### [Try it]
Where a picture appears, leave it out, and print the rest of the records as they are.

### [Input data]
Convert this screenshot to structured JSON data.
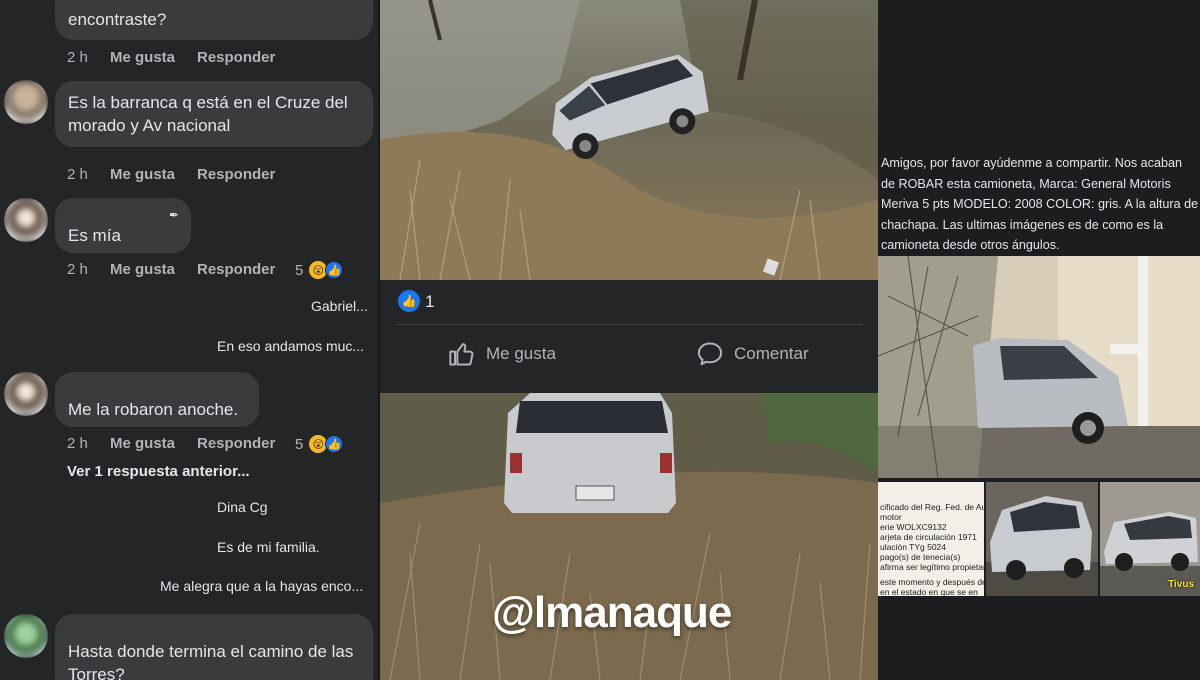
{
  "comments": [
    {
      "text_line2": "encontraste?",
      "time": "2 h",
      "like": "Me gusta",
      "reply": "Responder"
    },
    {
      "text": "Es la barranca q está en el Cruze del morado y Av nacional",
      "time": "2 h",
      "like": "Me gusta",
      "reply": "Responder"
    },
    {
      "text": "Es mía",
      "time": "2 h",
      "like": "Me gusta",
      "reply": "Responder",
      "reaction_count": "5"
    },
    {
      "text": "Me la robaron anoche.",
      "time": "2 h",
      "like": "Me gusta",
      "reply": "Responder",
      "reaction_count": "5"
    },
    {
      "text": "Hasta donde termina el camino de las Torres?"
    }
  ],
  "reply_previews": {
    "gabriel": "Gabriel...",
    "andamos": "En eso andamos muc...",
    "prev_replies": "Ver 1 respuesta anterior...",
    "dina": "Dina Cg",
    "familia": "Es de mi familia.",
    "alegra": "Me alegra que a la hayas enco..."
  },
  "post": {
    "like_count": "1",
    "like_label": "Me gusta",
    "comment_label": "Comentar"
  },
  "watermark": "@lmanaque",
  "right_post": {
    "text": "Amigos, por favor ayúdenme a compartir. Nos acaban de ROBAR esta camioneta, Marca: General Motoris Meriva 5 pts MODELO: 2008  COLOR: gris. A la altura de chachapa. Las ultimas imágenes es de como es la camioneta desde otros ángulos.",
    "doc_lines": [
      "cificado del Reg. Fed. de Aut.",
      "motor",
      "erie   WOLXC9132",
      "arjeta de circulación   1971",
      "ulación   TYg 5024",
      "pago(s) de tenecia(s)",
      "afirma ser legítimo propietario",
      "este momento y después de",
      "en el estado en que se en"
    ],
    "tivus_logo": "Tivus"
  },
  "colors": {
    "accent": "#1877f2",
    "bg": "#242526",
    "bubble": "#3a3b3c",
    "text": "#e4e6eb",
    "muted": "#b0b3b8"
  }
}
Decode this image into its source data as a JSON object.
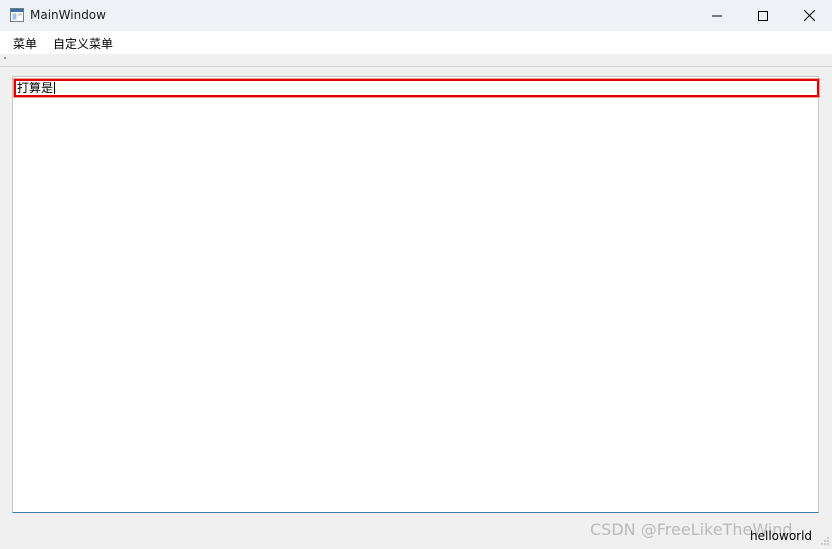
{
  "window": {
    "title": "MainWindow",
    "icon": "app-window-icon",
    "controls": [
      "minimize-icon",
      "maximize-icon",
      "close-icon"
    ]
  },
  "menubar": {
    "items": [
      {
        "label": "菜单"
      },
      {
        "label": "自定义菜单"
      }
    ]
  },
  "editor": {
    "line_edit_value": "打算是"
  },
  "statusbar": {
    "message": "helloworld"
  },
  "watermark": {
    "text": "CSDN @FreeLikeTheWind."
  },
  "colors": {
    "line_edit_border": "#e10000",
    "titlebar_bg": "#eef2f7",
    "central_bottom_border": "#3b7ea6"
  }
}
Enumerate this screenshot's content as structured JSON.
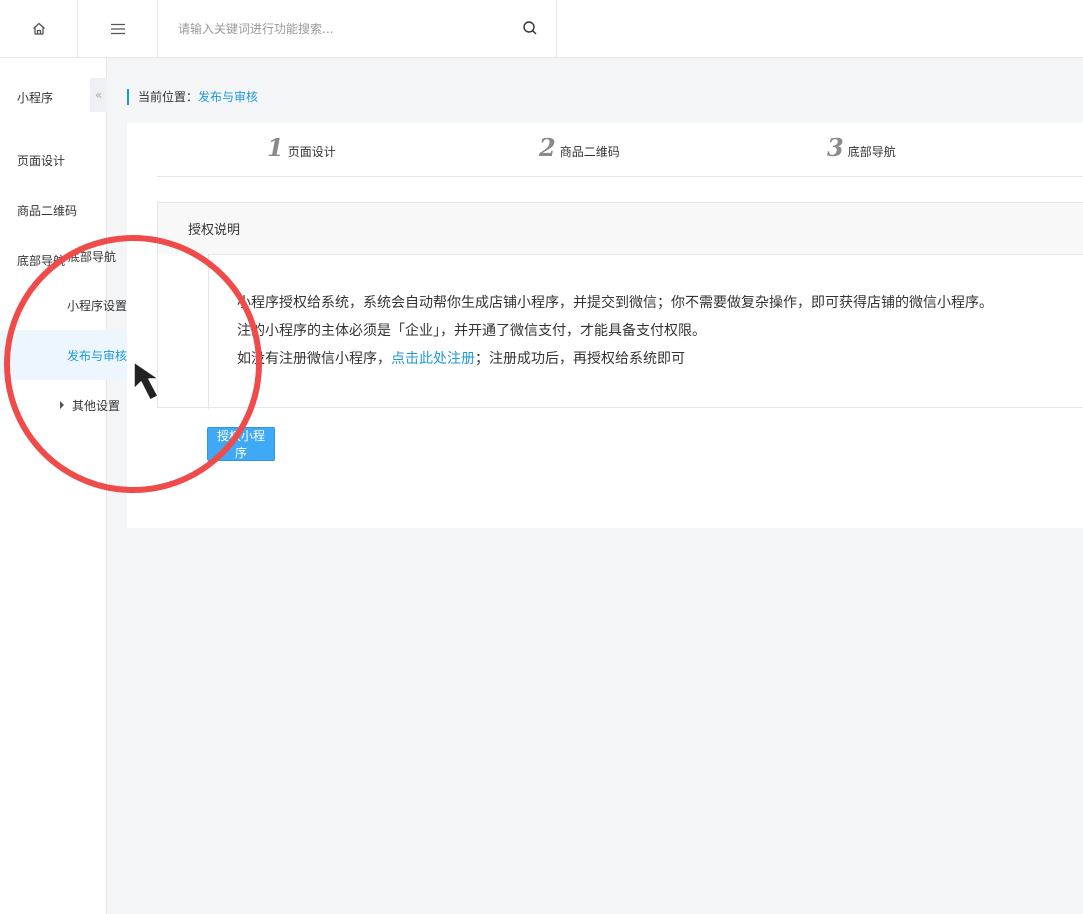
{
  "topbar": {
    "home_icon": "home-icon",
    "menu_icon": "hamburger-menu-icon",
    "search_placeholder": "请输入关键词进行功能搜索...",
    "search_icon": "search-icon"
  },
  "sidebar": {
    "title": "小程序",
    "collapse_symbol": "«",
    "items": [
      {
        "label": "页面设计"
      },
      {
        "label": "商品二维码"
      },
      {
        "label": "底部导航"
      }
    ],
    "submenu": {
      "title": "底部导航",
      "items": [
        {
          "label": "小程序设置"
        },
        {
          "label": "发布与审核",
          "active": true
        },
        {
          "label": "其他设置"
        }
      ]
    }
  },
  "breadcrumb": {
    "prefix": "当前位置：",
    "current": "发布与审核"
  },
  "steps": [
    {
      "num": "1",
      "label": "页面设计"
    },
    {
      "num": "2",
      "label": "商品二维码"
    },
    {
      "num": "3",
      "label": "底部导航"
    }
  ],
  "auth": {
    "title": "授权说明",
    "line1": "小程序授权给系统，系统会自动帮你生成店铺小程序，并提交到微信；你不需要做复杂操作，即可获得店铺的微信小程序。",
    "line2": "注的小程序的主体必须是「企业」，并开通了微信支付，才能具备支付权限。",
    "line3_prefix": "如没有注册微信小程序，",
    "line3_link": "点击此处注册",
    "line3_suffix": "；注册成功后，再授权给系统即可",
    "button_label": "授权小程序"
  },
  "colors": {
    "accent": "#1c9ad6",
    "button": "#3fa9f5",
    "annotation_circle": "#f04b4b"
  }
}
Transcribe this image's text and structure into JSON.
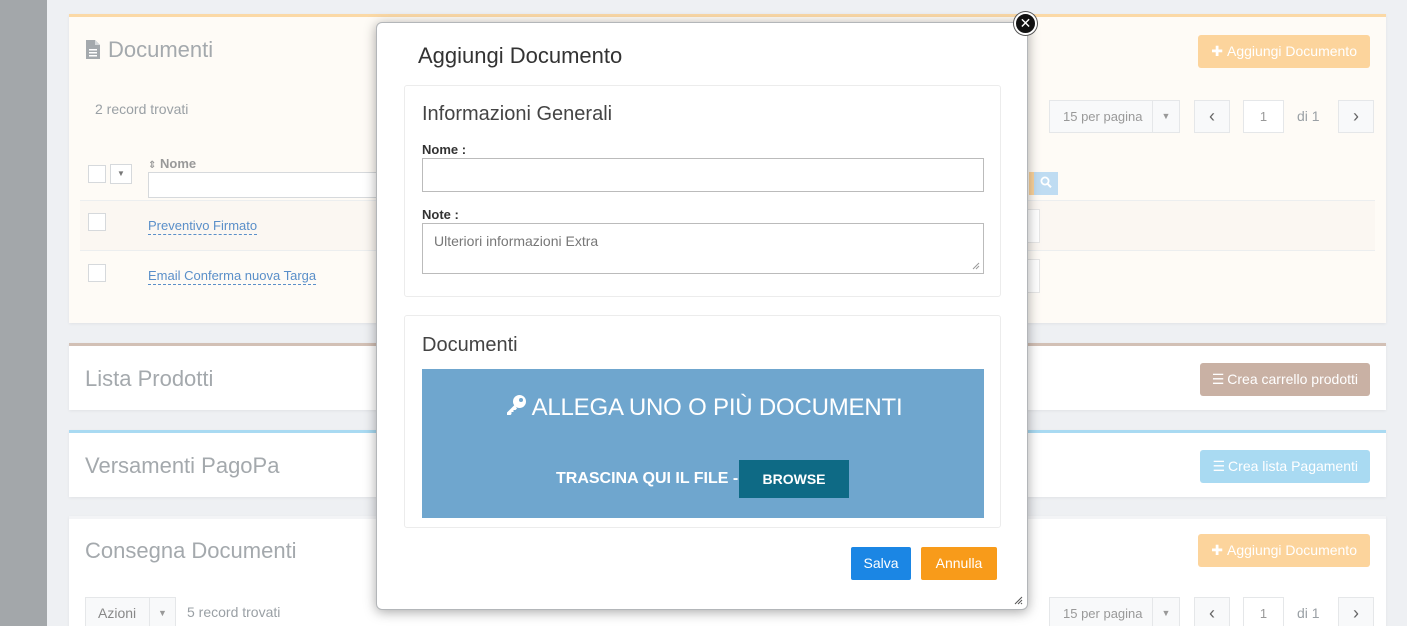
{
  "doc_panel": {
    "title": "Documenti",
    "add_button": "Aggiungi Documento",
    "records": "2 record trovati",
    "per_page": "15 per pagina",
    "page": "1",
    "of_pages": "di 1",
    "col_nome": "Nome",
    "rows": [
      {
        "name": "Preventivo Firmato"
      },
      {
        "name": "Email Conferma nuova Targa"
      }
    ]
  },
  "products_panel": {
    "title": "Lista Prodotti",
    "button": "Crea carrello prodotti"
  },
  "pagopa_panel": {
    "title": "Versamenti PagoPa",
    "button": "Crea lista Pagamenti"
  },
  "delivery_panel": {
    "title": "Consegna Documenti",
    "add_button": "Aggiungi Documento",
    "actions": "Azioni",
    "records": "5 record trovati",
    "per_page": "15 per pagina",
    "page": "1",
    "of_pages": "di 1"
  },
  "modal": {
    "title": "Aggiungi Documento",
    "section_general": "Informazioni Generali",
    "label_nome": "Nome :",
    "nome_value": "",
    "label_note": "Note :",
    "note_placeholder": "Ulteriori informazioni Extra",
    "section_docs": "Documenti",
    "drop_heading": "ALLEGA UNO O PIÙ DOCUMENTI",
    "drop_text": "TRASCINA QUI IL FILE -",
    "browse": "BROWSE",
    "save": "Salva",
    "cancel": "Annulla"
  },
  "colors": {
    "accent_blue": "#1b86e4",
    "cancel_orange": "#f89b1a",
    "dropzone": "#6fa6ce",
    "browse": "#0e6a85"
  },
  "icons": [
    "file-icon",
    "plus-icon",
    "layers-icon",
    "search-icon",
    "key-icon",
    "close-icon",
    "chevron-left-icon",
    "chevron-right-icon",
    "caret-down-icon",
    "sort-icon"
  ]
}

### [Answer for the task]
Convert this screenshot to structured JSON data.
{
  "comments": [
    {
      "text_line2": "encontraste?",
      "time": "2 h",
      "like": "Me gusta",
      "reply": "Responder"
    },
    {
      "text": "Es la barranca q está en el Cruze del morado y Av nacional",
      "time": "2 h",
      "like": "Me gusta",
      "reply": "Responder"
    },
    {
      "text": "Es mía",
      "time": "2 h",
      "like": "Me gusta",
      "reply": "Responder",
      "reaction_count": "5"
    },
    {
      "text": "Me la robaron anoche.",
      "time": "2 h",
      "like": "Me gusta",
      "reply": "Responder",
      "reaction_count": "5"
    },
    {
      "text": "Hasta donde termina el camino de las Torres?"
    }
  ],
  "reply_previews": {
    "gabriel": "Gabriel...",
    "andamos": "En eso andamos muc...",
    "prev_replies": "Ver 1 respuesta anterior...",
    "dina": "Dina Cg",
    "familia": "Es de mi familia.",
    "alegra": "Me alegra que a la hayas enco..."
  },
  "post": {
    "like_count": "1",
    "like_label": "Me gusta",
    "comment_label": "Comentar"
  },
  "watermark": "@lmanaque",
  "right_post": {
    "text": "Amigos, por favor ayúdenme a compartir. Nos acaban de ROBAR esta camioneta, Marca: General Motoris Meriva 5 pts MODELO: 2008  COLOR: gris. A la altura de chachapa. Las ultimas imágenes es de como es la camioneta desde otros ángulos.",
    "doc_lines": [
      "cificado del Reg. Fed. de Aut.",
      "motor",
      "erie   WOLXC9132",
      "arjeta de circulación   1971",
      "ulación   TYg 5024",
      "pago(s) de tenecia(s)",
      "afirma ser legítimo propietario",
      "este momento y después de",
      "en el estado en que se en"
    ],
    "tivus_logo": "Tivus"
  },
  "colors": {
    "accent": "#1877f2",
    "bg": "#242526",
    "bubble": "#3a3b3c",
    "text": "#e4e6eb",
    "muted": "#b0b3b8"
  }
}
Decode this image into its source data as a JSON object.
{
  "window": {
    "title": "MainWindow",
    "icon": "app-window-icon",
    "controls": [
      "minimize-icon",
      "maximize-icon",
      "close-icon"
    ]
  },
  "menubar": {
    "items": [
      {
        "label": "菜单"
      },
      {
        "label": "自定义菜单"
      }
    ]
  },
  "editor": {
    "line_edit_value": "打算是"
  },
  "statusbar": {
    "message": "helloworld"
  },
  "watermark": {
    "text": "CSDN @FreeLikeTheWind."
  },
  "colors": {
    "line_edit_border": "#e10000",
    "titlebar_bg": "#eef2f7",
    "central_bottom_border": "#3b7ea6"
  }
}
Enumerate this screenshot's content as structured JSON.
{
  "topbar": {
    "home_icon": "home-icon",
    "menu_icon": "hamburger-menu-icon",
    "search_placeholder": "请输入关键词进行功能搜索...",
    "search_icon": "search-icon"
  },
  "sidebar": {
    "title": "小程序",
    "collapse_symbol": "«",
    "items": [
      {
        "label": "页面设计"
      },
      {
        "label": "商品二维码"
      },
      {
        "label": "底部导航"
      }
    ],
    "submenu": {
      "title": "底部导航",
      "items": [
        {
          "label": "小程序设置"
        },
        {
          "label": "发布与审核",
          "active": true
        },
        {
          "label": "其他设置"
        }
      ]
    }
  },
  "breadcrumb": {
    "prefix": "当前位置：",
    "current": "发布与审核"
  },
  "steps": [
    {
      "num": "1",
      "label": "页面设计"
    },
    {
      "num": "2",
      "label": "商品二维码"
    },
    {
      "num": "3",
      "label": "底部导航"
    }
  ],
  "auth": {
    "title": "授权说明",
    "line1": "小程序授权给系统，系统会自动帮你生成店铺小程序，并提交到微信；你不需要做复杂操作，即可获得店铺的微信小程序。",
    "line2": "注的小程序的主体必须是「企业」，并开通了微信支付，才能具备支付权限。",
    "line3_prefix": "如没有注册微信小程序，",
    "line3_link": "点击此处注册",
    "line3_suffix": "；注册成功后，再授权给系统即可",
    "button_label": "授权小程序"
  },
  "colors": {
    "accent": "#1c9ad6",
    "button": "#3fa9f5",
    "annotation_circle": "#f04b4b"
  }
}
Transcribe this image's text and structure into JSON.
{
  "doc_panel": {
    "title": "Documenti",
    "add_button": "Aggiungi Documento",
    "records": "2 record trovati",
    "per_page": "15 per pagina",
    "page": "1",
    "of_pages": "di 1",
    "col_nome": "Nome",
    "rows": [
      {
        "name": "Preventivo Firmato"
      },
      {
        "name": "Email Conferma nuova Targa"
      }
    ]
  },
  "products_panel": {
    "title": "Lista Prodotti",
    "button": "Crea carrello prodotti"
  },
  "pagopa_panel": {
    "title": "Versamenti PagoPa",
    "button": "Crea lista Pagamenti"
  },
  "delivery_panel": {
    "title": "Consegna Documenti",
    "add_button": "Aggiungi Documento",
    "actions": "Azioni",
    "records": "5 record trovati",
    "per_page": "15 per pagina",
    "page": "1",
    "of_pages": "di 1"
  },
  "modal": {
    "title": "Aggiungi Documento",
    "section_general": "Informazioni Generali",
    "label_nome": "Nome :",
    "nome_value": "",
    "label_note": "Note :",
    "note_placeholder": "Ulteriori informazioni Extra",
    "section_docs": "Documenti",
    "drop_heading": "ALLEGA UNO O PIÙ DOCUMENTI",
    "drop_text": "TRASCINA QUI IL FILE -",
    "browse": "BROWSE",
    "save": "Salva",
    "cancel": "Annulla"
  },
  "colors": {
    "accent_blue": "#1b86e4",
    "cancel_orange": "#f89b1a",
    "dropzone": "#6fa6ce",
    "browse": "#0e6a85"
  },
  "icons": [
    "file-icon",
    "plus-icon",
    "layers-icon",
    "search-icon",
    "key-icon",
    "close-icon",
    "chevron-left-icon",
    "chevron-right-icon",
    "caret-down-icon",
    "sort-icon"
  ]
}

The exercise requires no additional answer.